» **ACTION ITEM**: Read through the listing, and wherever a line holds the word "price", return it.

» **SUPPLIED MATERIAL**:
= = =
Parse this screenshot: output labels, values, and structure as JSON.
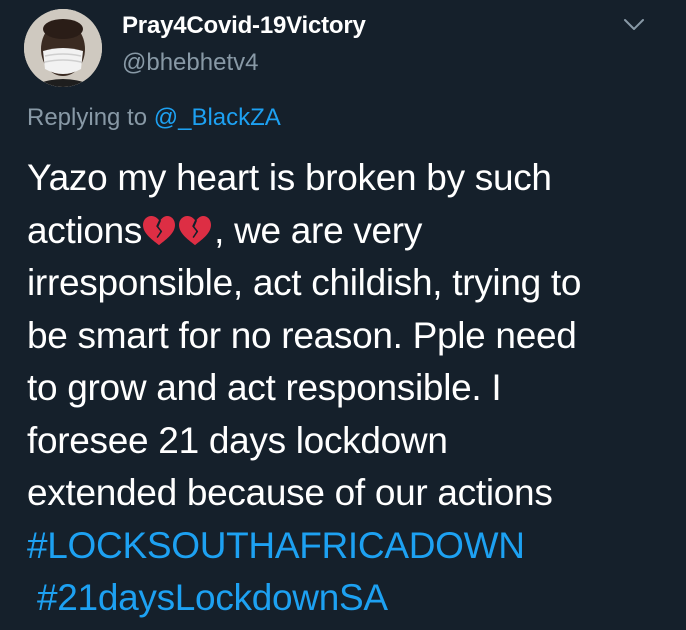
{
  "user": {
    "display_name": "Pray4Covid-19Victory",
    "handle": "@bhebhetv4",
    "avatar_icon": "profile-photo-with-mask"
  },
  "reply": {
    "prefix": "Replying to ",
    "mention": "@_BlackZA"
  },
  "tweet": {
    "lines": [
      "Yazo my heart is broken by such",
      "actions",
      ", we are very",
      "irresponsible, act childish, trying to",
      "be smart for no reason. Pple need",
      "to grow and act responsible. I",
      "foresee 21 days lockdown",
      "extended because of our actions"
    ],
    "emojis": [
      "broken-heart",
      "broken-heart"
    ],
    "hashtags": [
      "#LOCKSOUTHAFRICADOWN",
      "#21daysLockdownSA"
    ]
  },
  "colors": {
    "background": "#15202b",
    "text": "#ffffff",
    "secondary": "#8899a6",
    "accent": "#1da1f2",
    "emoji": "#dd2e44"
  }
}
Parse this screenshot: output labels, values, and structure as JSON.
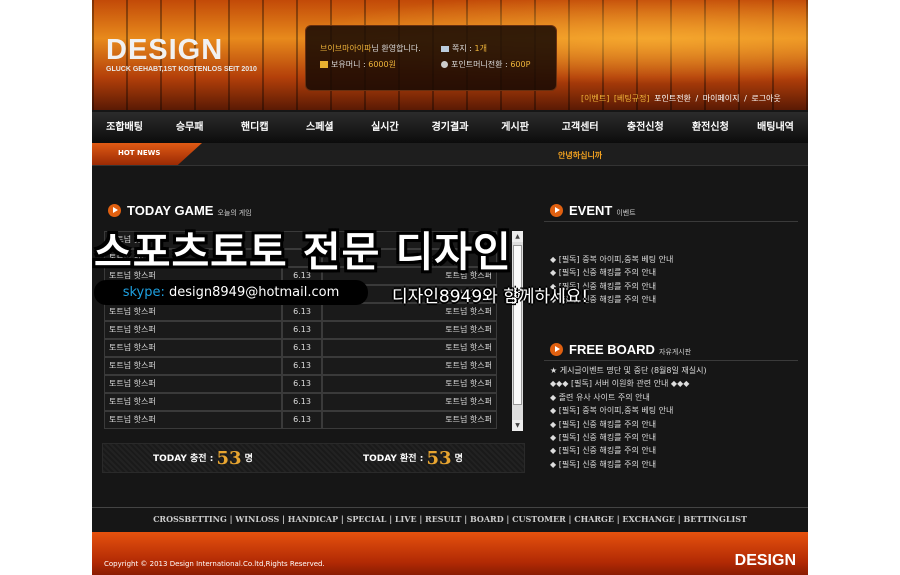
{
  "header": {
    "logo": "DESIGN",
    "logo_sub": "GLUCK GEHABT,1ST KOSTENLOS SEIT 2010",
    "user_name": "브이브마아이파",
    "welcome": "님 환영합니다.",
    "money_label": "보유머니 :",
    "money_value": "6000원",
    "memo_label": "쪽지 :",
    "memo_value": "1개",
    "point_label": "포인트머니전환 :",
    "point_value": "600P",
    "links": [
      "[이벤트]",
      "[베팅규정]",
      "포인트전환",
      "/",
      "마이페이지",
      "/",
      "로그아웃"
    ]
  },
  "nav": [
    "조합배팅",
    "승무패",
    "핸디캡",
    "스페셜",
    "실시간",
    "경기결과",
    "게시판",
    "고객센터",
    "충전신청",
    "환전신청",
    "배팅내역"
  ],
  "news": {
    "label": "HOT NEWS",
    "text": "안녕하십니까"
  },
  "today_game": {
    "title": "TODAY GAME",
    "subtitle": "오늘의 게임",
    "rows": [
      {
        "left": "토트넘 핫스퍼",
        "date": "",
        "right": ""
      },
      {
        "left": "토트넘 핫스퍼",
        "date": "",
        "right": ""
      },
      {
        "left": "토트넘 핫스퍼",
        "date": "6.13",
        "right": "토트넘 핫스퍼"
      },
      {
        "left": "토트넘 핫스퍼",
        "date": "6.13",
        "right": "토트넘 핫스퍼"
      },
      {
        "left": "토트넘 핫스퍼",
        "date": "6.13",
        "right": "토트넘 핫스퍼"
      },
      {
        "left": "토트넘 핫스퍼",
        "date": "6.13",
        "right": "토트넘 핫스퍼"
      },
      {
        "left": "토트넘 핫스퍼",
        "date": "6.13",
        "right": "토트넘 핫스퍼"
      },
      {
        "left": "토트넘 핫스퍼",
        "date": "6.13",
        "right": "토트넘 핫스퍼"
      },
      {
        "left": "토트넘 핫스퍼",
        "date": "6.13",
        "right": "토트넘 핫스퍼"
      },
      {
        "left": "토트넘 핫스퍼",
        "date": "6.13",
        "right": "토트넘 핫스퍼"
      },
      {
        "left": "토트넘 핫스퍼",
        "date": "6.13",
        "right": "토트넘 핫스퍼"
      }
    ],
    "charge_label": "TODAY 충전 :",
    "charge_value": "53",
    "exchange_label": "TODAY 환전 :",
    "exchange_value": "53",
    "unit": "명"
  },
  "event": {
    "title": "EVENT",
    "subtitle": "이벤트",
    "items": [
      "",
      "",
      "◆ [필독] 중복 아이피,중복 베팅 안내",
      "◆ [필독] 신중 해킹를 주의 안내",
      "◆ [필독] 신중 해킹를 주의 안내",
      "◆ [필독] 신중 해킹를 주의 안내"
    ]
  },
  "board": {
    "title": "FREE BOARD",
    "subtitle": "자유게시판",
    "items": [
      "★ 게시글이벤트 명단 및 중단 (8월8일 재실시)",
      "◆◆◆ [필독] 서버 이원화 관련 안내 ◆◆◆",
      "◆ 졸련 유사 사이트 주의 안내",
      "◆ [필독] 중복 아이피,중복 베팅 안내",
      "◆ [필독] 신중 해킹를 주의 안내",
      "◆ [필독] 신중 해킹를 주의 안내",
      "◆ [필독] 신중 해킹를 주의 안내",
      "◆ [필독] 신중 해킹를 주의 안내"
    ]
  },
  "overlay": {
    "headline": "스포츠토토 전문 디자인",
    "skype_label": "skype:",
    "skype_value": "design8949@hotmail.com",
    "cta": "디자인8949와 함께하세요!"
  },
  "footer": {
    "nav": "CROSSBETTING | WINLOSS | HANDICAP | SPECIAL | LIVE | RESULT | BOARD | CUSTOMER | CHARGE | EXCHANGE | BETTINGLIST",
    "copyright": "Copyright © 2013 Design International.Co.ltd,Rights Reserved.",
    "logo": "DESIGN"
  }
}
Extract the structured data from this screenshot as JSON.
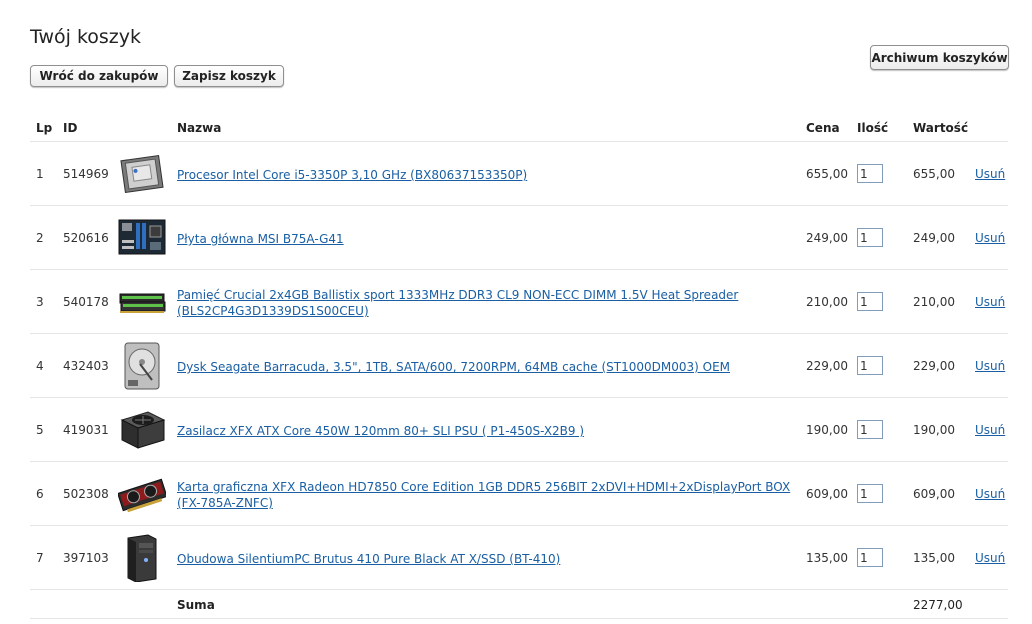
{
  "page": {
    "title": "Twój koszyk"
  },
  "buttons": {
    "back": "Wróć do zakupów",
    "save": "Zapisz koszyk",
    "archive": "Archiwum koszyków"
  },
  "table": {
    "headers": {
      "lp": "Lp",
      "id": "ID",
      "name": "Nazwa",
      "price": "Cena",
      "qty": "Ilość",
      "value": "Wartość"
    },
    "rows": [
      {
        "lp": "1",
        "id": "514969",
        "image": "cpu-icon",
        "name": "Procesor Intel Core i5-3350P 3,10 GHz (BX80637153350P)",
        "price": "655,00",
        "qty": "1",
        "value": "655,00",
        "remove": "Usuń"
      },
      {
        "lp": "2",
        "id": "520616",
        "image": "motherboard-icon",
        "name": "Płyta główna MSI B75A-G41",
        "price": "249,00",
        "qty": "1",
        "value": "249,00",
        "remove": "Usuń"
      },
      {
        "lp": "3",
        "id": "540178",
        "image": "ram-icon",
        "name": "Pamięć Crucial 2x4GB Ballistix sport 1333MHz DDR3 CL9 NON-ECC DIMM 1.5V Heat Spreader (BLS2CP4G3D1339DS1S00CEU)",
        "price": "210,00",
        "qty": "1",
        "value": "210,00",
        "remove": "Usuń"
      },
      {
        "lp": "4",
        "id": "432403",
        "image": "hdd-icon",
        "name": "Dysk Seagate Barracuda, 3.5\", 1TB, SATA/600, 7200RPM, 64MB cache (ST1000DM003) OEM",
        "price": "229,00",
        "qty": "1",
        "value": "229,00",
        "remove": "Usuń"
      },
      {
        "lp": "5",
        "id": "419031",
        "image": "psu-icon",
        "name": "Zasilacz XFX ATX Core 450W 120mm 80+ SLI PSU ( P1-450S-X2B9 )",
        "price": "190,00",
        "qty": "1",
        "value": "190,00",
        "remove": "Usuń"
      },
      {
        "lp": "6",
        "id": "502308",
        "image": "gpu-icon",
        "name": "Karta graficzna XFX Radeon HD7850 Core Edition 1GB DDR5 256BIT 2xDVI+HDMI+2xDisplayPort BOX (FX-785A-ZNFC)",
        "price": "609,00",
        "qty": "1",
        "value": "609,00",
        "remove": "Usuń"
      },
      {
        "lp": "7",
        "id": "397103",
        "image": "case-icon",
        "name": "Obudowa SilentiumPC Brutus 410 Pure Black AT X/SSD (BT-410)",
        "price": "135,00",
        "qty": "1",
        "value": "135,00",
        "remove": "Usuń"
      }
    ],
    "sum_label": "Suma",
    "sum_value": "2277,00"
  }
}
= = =
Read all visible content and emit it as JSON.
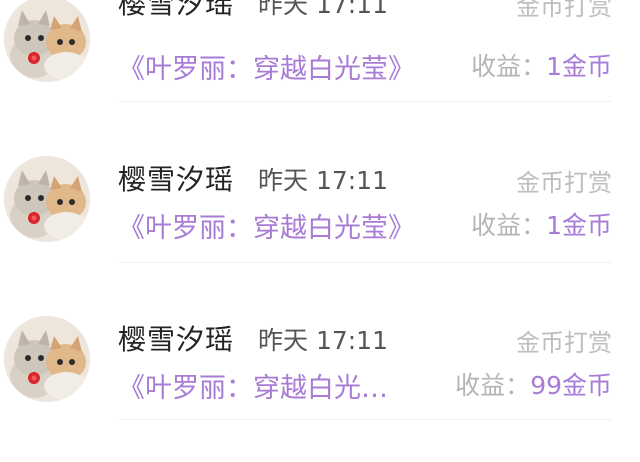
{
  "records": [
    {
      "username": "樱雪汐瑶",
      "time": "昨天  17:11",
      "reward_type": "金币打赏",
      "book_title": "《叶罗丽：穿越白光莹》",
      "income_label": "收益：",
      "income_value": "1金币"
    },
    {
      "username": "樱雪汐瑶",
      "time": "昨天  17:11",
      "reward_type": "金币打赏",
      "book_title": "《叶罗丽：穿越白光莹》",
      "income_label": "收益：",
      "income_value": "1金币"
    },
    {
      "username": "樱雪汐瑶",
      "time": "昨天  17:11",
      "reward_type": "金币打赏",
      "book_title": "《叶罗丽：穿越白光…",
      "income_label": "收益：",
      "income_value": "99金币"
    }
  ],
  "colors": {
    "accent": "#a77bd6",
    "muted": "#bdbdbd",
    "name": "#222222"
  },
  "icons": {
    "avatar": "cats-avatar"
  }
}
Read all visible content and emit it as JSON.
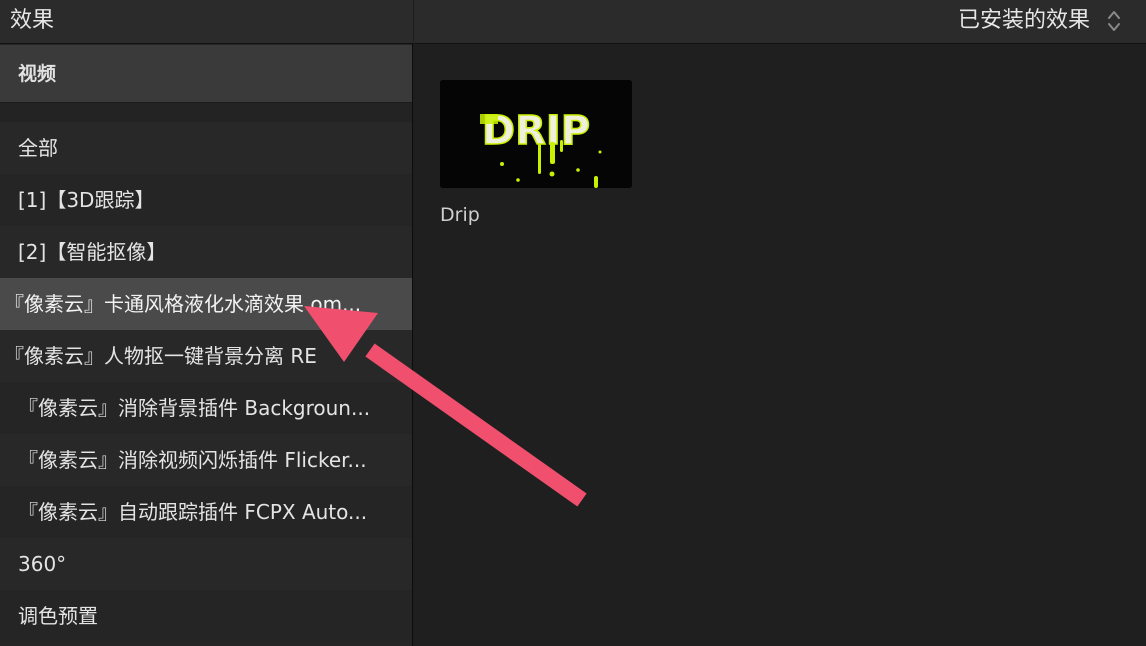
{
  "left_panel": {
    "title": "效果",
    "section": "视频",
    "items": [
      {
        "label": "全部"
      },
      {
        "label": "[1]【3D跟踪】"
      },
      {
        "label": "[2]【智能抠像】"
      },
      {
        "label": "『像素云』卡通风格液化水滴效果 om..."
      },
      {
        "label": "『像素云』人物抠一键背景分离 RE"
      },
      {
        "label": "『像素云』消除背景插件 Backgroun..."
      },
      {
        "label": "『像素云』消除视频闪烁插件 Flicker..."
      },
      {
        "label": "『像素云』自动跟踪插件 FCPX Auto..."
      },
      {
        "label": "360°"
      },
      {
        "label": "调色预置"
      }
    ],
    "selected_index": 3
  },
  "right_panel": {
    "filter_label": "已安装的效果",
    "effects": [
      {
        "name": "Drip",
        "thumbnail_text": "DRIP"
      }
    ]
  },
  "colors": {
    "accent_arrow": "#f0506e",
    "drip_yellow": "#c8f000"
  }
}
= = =
» **TASK ANSWER**:
      "price": "Cena",
        "price": "655,00",
        "price": "249,00",
        "price": "210,00",
        "price": "229,00",
        "price": "190,00",
        "price": "609,00",
        "price": "135,00",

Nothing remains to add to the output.